Records for the task:
★ ★ ★ ★ ★
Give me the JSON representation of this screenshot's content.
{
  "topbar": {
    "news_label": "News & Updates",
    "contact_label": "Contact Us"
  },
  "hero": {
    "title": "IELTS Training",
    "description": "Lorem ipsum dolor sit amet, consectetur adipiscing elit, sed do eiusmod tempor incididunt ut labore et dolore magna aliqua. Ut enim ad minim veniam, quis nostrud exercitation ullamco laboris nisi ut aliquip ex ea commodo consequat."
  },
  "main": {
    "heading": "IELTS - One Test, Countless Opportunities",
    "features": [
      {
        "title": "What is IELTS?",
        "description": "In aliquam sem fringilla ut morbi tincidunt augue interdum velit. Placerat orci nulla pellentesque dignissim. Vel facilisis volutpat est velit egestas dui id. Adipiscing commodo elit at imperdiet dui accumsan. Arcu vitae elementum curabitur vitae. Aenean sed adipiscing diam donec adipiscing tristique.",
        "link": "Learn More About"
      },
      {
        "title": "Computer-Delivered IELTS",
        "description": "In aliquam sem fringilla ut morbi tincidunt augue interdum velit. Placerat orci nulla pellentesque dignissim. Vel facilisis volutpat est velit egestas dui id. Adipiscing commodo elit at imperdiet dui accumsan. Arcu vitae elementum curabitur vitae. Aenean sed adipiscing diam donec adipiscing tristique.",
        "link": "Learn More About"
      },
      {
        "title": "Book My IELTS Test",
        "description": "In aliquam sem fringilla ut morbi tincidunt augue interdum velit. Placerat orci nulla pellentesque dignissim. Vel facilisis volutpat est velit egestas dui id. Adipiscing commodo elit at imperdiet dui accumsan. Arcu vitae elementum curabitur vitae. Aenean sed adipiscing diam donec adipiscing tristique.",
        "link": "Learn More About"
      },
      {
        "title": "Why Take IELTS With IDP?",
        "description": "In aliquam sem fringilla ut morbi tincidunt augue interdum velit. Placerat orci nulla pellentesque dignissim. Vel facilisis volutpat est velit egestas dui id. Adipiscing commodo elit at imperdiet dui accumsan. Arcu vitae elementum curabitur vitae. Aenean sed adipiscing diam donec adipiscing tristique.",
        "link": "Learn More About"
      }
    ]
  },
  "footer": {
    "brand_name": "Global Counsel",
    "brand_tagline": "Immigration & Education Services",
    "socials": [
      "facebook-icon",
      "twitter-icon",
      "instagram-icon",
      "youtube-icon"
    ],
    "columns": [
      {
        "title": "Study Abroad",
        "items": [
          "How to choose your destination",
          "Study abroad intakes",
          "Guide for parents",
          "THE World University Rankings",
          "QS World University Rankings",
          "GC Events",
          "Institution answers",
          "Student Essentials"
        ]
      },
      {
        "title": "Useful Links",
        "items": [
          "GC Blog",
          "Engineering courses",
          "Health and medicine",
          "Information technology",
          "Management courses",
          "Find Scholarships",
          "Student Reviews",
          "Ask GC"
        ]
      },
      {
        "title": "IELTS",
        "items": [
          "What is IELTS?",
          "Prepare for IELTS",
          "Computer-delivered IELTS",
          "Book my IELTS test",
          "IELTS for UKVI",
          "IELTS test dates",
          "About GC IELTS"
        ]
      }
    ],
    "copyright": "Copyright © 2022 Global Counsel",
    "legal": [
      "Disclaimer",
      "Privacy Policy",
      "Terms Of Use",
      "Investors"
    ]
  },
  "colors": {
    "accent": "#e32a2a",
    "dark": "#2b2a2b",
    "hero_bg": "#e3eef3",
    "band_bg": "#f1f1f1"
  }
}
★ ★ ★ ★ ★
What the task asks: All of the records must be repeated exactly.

Exercise solution:
Give me the JSON representation of this screenshot's content.
{
  "topbar": {
    "news_label": "News & Updates",
    "contact_label": "Contact Us"
  },
  "hero": {
    "title": "IELTS Training",
    "description": "Lorem ipsum dolor sit amet, consectetur adipiscing elit, sed do eiusmod tempor incididunt ut labore et dolore magna aliqua. Ut enim ad minim veniam, quis nostrud exercitation ullamco laboris nisi ut aliquip ex ea commodo consequat."
  },
  "main": {
    "heading": "IELTS - One Test, Countless Opportunities",
    "features": [
      {
        "title": "What is IELTS?",
        "description": "In aliquam sem fringilla ut morbi tincidunt augue interdum velit. Placerat orci nulla pellentesque dignissim. Vel facilisis volutpat est velit egestas dui id. Adipiscing commodo elit at imperdiet dui accumsan. Arcu vitae elementum curabitur vitae. Aenean sed adipiscing diam donec adipiscing tristique.",
        "link": "Learn More About"
      },
      {
        "title": "Computer-Delivered IELTS",
        "description": "In aliquam sem fringilla ut morbi tincidunt augue interdum velit. Placerat orci nulla pellentesque dignissim. Vel facilisis volutpat est velit egestas dui id. Adipiscing commodo elit at imperdiet dui accumsan. Arcu vitae elementum curabitur vitae. Aenean sed adipiscing diam donec adipiscing tristique.",
        "link": "Learn More About"
      },
      {
        "title": "Book My IELTS Test",
        "description": "In aliquam sem fringilla ut morbi tincidunt augue interdum velit. Placerat orci nulla pellentesque dignissim. Vel facilisis volutpat est velit egestas dui id. Adipiscing commodo elit at imperdiet dui accumsan. Arcu vitae elementum curabitur vitae. Aenean sed adipiscing diam donec adipiscing tristique.",
        "link": "Learn More About"
      },
      {
        "title": "Why Take IELTS With IDP?",
        "description": "In aliquam sem fringilla ut morbi tincidunt augue interdum velit. Placerat orci nulla pellentesque dignissim. Vel facilisis volutpat est velit egestas dui id. Adipiscing commodo elit at imperdiet dui accumsan. Arcu vitae elementum curabitur vitae. Aenean sed adipiscing diam donec adipiscing tristique.",
        "link": "Learn More About"
      }
    ]
  },
  "footer": {
    "brand_name": "Global Counsel",
    "brand_tagline": "Immigration & Education Services",
    "socials": [
      "facebook-icon",
      "twitter-icon",
      "instagram-icon",
      "youtube-icon"
    ],
    "columns": [
      {
        "title": "Study Abroad",
        "items": [
          "How to choose your destination",
          "Study abroad intakes",
          "Guide for parents",
          "THE World University Rankings",
          "QS World University Rankings",
          "GC Events",
          "Institution answers",
          "Student Essentials"
        ]
      },
      {
        "title": "Useful Links",
        "items": [
          "GC Blog",
          "Engineering courses",
          "Health and medicine",
          "Information technology",
          "Management courses",
          "Find Scholarships",
          "Student Reviews",
          "Ask GC"
        ]
      },
      {
        "title": "IELTS",
        "items": [
          "What is IELTS?",
          "Prepare for IELTS",
          "Computer-delivered IELTS",
          "Book my IELTS test",
          "IELTS for UKVI",
          "IELTS test dates",
          "About GC IELTS"
        ]
      }
    ],
    "copyright": "Copyright © 2022 Global Counsel",
    "legal": [
      "Disclaimer",
      "Privacy Policy",
      "Terms Of Use",
      "Investors"
    ]
  },
  "colors": {
    "accent": "#e32a2a",
    "dark": "#2b2a2b",
    "hero_bg": "#e3eef3",
    "band_bg": "#f1f1f1"
  }
}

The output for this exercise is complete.